Scribes Brandon Camp and Mike Thompson (“Steinbeck’s Point of View”) have teamed with Lions Gate Films to direct and produce their original script “White Horses.”
Lions Gate will finance and distribute the pic. Mark Gordon (“Saving Private Ryan”) and Gary Levinsohn’s Mutual Films is negotiating to produce. Lions Gate hopes to begin lensing before the potential writers’ strike next spring.
The scribes plan to work closely together as both director and producer; both are debuting in those roles.
Set primarily in a reformatory camp in the 1950s, “White Horses” centers on a legendary coach of a top Northeastern university crew team who winds up, due to his alcoholism, coaching a rag-tag bunch of delinquents at the camp.
Through considerable training, the coach builds the group into a competitive team and pits it against the top-notch rowers at the university from which he lost his position.

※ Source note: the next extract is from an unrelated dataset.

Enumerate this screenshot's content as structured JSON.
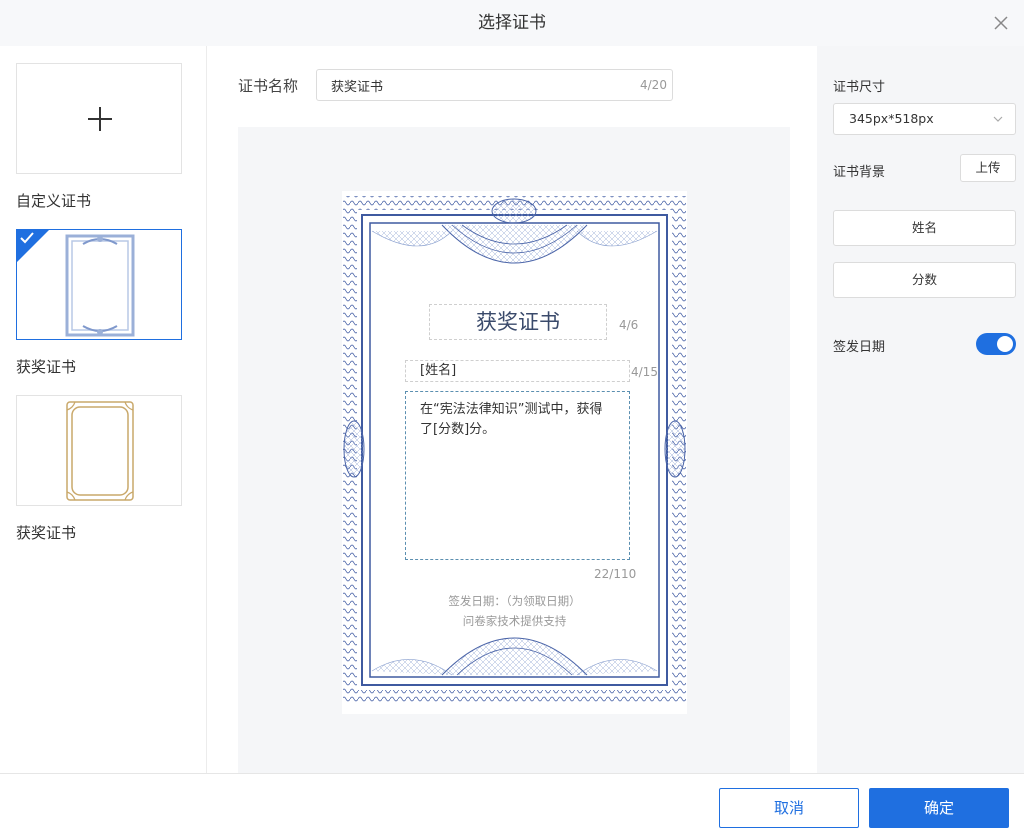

The kids agree to compete but really hope to escape.
“We think Mark brings an enormous cache and credibility to this movie,” Thompson said.
The scribe added that Lions Gate Entertainment’s vice chairman Michael Burns and CEO Jon Feltheimer have been “the straightest shooters we have encountered in this business.”
Mark Urman, co-prexy of Lions Gate Releasing, said: “This is a terrific project. It has brains and enormous heart. These writers have such ideas and a concrete vision as to how to realize those ideas that we know they are ready to become filmmakers.”
Meanwhile, “Steinbeck’s Point of View” set up at Warner Bros.-based Bel Air, is looking for a helmer. George Clooney has been circling the project, and the studio hopes to put the pic into production prior to the possible strike.
Camp and Thompson’s “Dragonfly” has Tom Shadyac on board as director and is set up as an MGM/Universal co-production. Pic, still in search of a star, is slated for a September start.
The writers also penned “North of Cheyenne,” which is set up at Paramount with Jon Amiel attached to direct.
They are repped by Emile Gladstone at Broder, Kurland, Webb and Uffner and Karl Austen at Armstrong, Hirsch, Jackoway, Tyerman and Wertheimer.